Although we can’t control results, we can control how we mentally prepare for situations. The more we rehearse those ideal situations, the more they become ingrained in our mind.
Instead of relying ONLY on the “extra shots” method to find your stroke, here is mental strategy to experiment with…visualization.
Without getting into the details of the neuro-science, visualization allows our brain to instinctively respond in situations, rather than resorting to old habits which we do not want.
Practicing visualization can activate the same neural connections in our brain as if we were physically doing the exercise. The beauty of visualization is that we can actually control whether we make a shot, because it’s in our mind. Consistent practice of visualization can strengthen those pathways with the objective of making the desired actions a habit (moving the action from our “working brain” – the prefrontal cortex – to our “habit center” – the basal ganglia).
Warning: if you haven’t tried visualization before, you are probably thinking that it’s pretty easy. It’s not! Visualization takes lots of practice to be able to sit down for 15 minutes and rehearse game-like situations as if you are really in the game. Your mind will want to drift off, this is normal. Just like anything it takes lots of practice and consistency.
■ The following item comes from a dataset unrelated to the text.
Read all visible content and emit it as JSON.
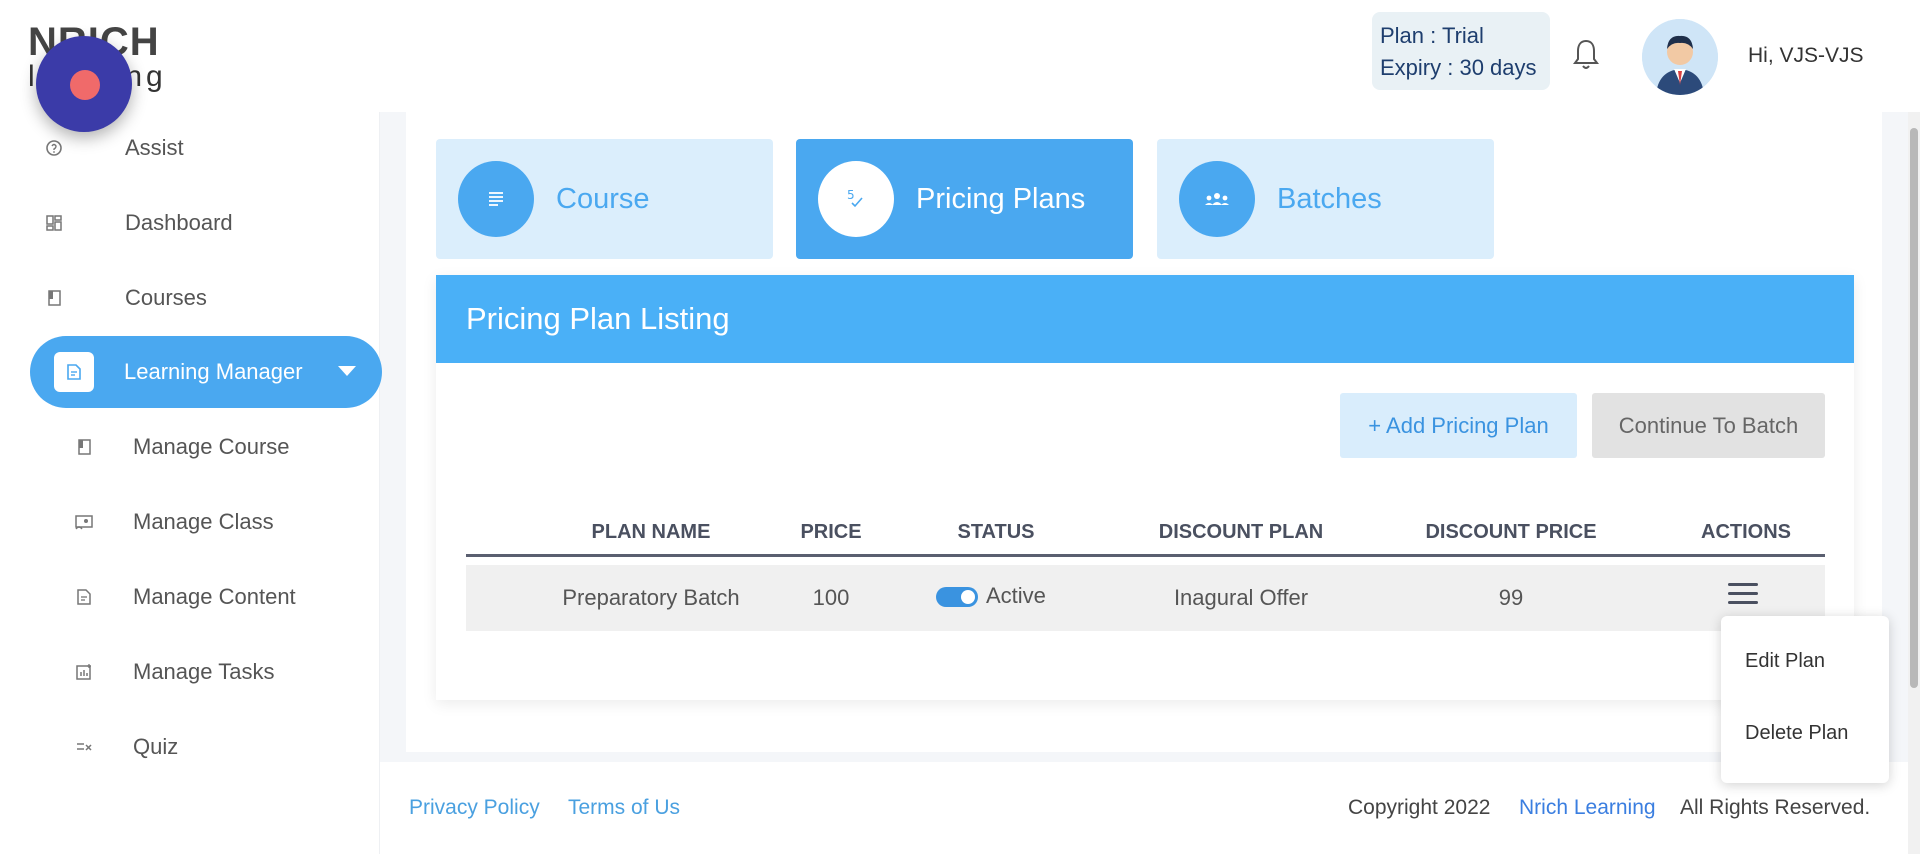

For high school and college players that travel a lot to games, the flights or bus rides are a great time to practice some visualization.
To get started with visualization choose a shot that you shoot the most during your games. For example, you may choose a play where you get a pin down screen and curl off for a jumper at the elbow. Try to make this shot 20 times in your mind. Remember to do things exactly how you would do them in the game (i.e. setup your defender before the screen, run should-to-shoulder off the screen, stay low as you catch the ball and go straight up into your shot).
For a great resource on mental training you should check out the site by Joshua Medcalf and Jamie Gilbert at t2bc.com (Train2BClutch.com).